TASK TO CARRY OUT >> Restate the data below word for word. Skip any images it contains.

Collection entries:
※ ※ ※
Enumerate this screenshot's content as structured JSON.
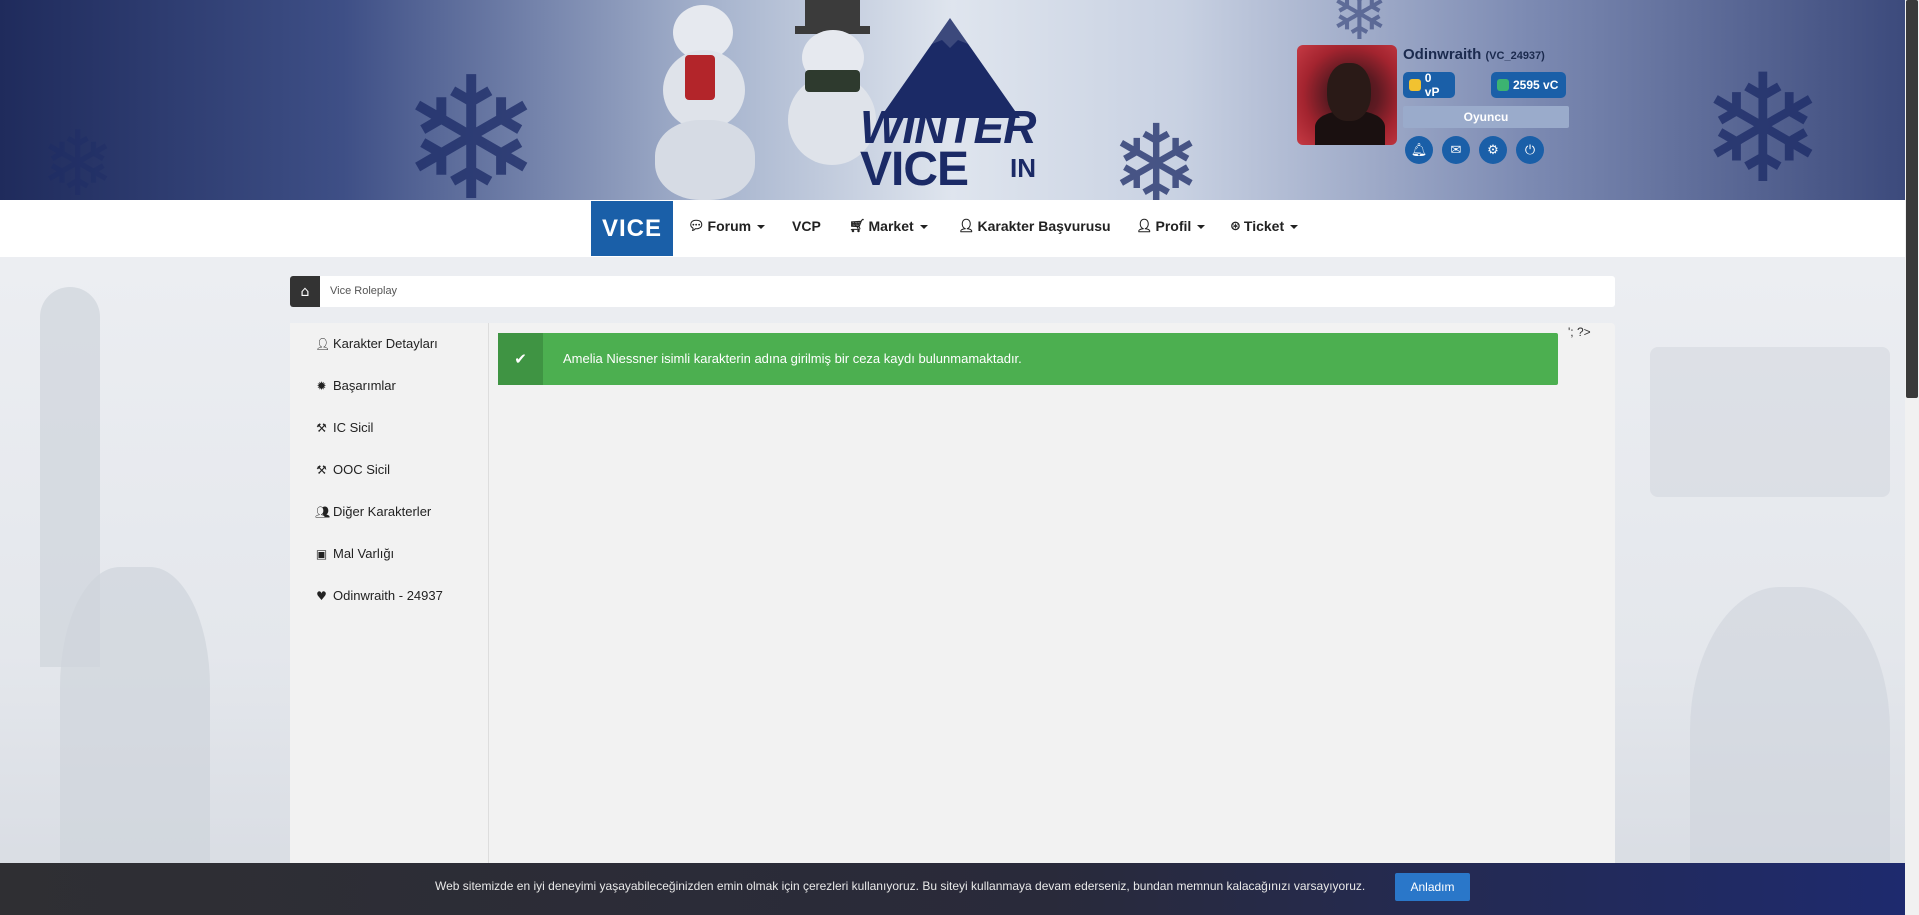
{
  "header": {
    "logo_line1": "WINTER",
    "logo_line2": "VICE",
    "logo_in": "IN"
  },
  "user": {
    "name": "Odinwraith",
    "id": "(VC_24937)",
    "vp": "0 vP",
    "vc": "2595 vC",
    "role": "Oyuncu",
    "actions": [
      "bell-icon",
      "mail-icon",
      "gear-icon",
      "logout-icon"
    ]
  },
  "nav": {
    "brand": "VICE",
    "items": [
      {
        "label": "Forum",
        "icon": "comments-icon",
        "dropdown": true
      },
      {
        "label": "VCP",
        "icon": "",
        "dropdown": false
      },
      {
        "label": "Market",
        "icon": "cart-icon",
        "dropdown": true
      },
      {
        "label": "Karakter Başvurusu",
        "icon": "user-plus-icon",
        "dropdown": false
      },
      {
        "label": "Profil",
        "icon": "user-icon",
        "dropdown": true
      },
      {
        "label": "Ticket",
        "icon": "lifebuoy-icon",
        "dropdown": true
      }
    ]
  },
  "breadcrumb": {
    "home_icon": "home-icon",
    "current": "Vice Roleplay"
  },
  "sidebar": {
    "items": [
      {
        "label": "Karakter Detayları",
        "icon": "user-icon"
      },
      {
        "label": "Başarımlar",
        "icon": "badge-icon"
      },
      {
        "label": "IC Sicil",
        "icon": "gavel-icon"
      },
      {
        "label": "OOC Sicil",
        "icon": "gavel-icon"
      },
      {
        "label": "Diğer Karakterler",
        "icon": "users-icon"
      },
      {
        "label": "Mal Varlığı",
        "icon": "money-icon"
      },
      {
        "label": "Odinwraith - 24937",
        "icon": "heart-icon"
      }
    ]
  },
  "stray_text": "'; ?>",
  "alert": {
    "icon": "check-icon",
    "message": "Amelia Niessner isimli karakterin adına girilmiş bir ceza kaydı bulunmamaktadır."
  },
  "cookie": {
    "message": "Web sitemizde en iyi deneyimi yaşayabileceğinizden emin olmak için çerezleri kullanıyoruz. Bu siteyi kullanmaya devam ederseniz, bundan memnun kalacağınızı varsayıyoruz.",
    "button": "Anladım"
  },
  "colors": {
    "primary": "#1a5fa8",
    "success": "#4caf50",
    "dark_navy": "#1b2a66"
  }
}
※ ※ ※
RESULT >>
Enumerate this screenshot's content as structured JSON.
{
  "header": {
    "logo_line1": "WINTER",
    "logo_line2": "VICE",
    "logo_in": "IN"
  },
  "user": {
    "name": "Odinwraith",
    "id": "(VC_24937)",
    "vp": "0 vP",
    "vc": "2595 vC",
    "role": "Oyuncu",
    "actions": [
      "bell-icon",
      "mail-icon",
      "gear-icon",
      "logout-icon"
    ]
  },
  "nav": {
    "brand": "VICE",
    "items": [
      {
        "label": "Forum",
        "icon": "comments-icon",
        "dropdown": true
      },
      {
        "label": "VCP",
        "icon": "",
        "dropdown": false
      },
      {
        "label": "Market",
        "icon": "cart-icon",
        "dropdown": true
      },
      {
        "label": "Karakter Başvurusu",
        "icon": "user-plus-icon",
        "dropdown": false
      },
      {
        "label": "Profil",
        "icon": "user-icon",
        "dropdown": true
      },
      {
        "label": "Ticket",
        "icon": "lifebuoy-icon",
        "dropdown": true
      }
    ]
  },
  "breadcrumb": {
    "home_icon": "home-icon",
    "current": "Vice Roleplay"
  },
  "sidebar": {
    "items": [
      {
        "label": "Karakter Detayları",
        "icon": "user-icon"
      },
      {
        "label": "Başarımlar",
        "icon": "badge-icon"
      },
      {
        "label": "IC Sicil",
        "icon": "gavel-icon"
      },
      {
        "label": "OOC Sicil",
        "icon": "gavel-icon"
      },
      {
        "label": "Diğer Karakterler",
        "icon": "users-icon"
      },
      {
        "label": "Mal Varlığı",
        "icon": "money-icon"
      },
      {
        "label": "Odinwraith - 24937",
        "icon": "heart-icon"
      }
    ]
  },
  "stray_text": "'; ?>",
  "alert": {
    "icon": "check-icon",
    "message": "Amelia Niessner isimli karakterin adına girilmiş bir ceza kaydı bulunmamaktadır."
  },
  "cookie": {
    "message": "Web sitemizde en iyi deneyimi yaşayabileceğinizden emin olmak için çerezleri kullanıyoruz. Bu siteyi kullanmaya devam ederseniz, bundan memnun kalacağınızı varsayıyoruz.",
    "button": "Anladım"
  },
  "colors": {
    "primary": "#1a5fa8",
    "success": "#4caf50",
    "dark_navy": "#1b2a66"
  }
}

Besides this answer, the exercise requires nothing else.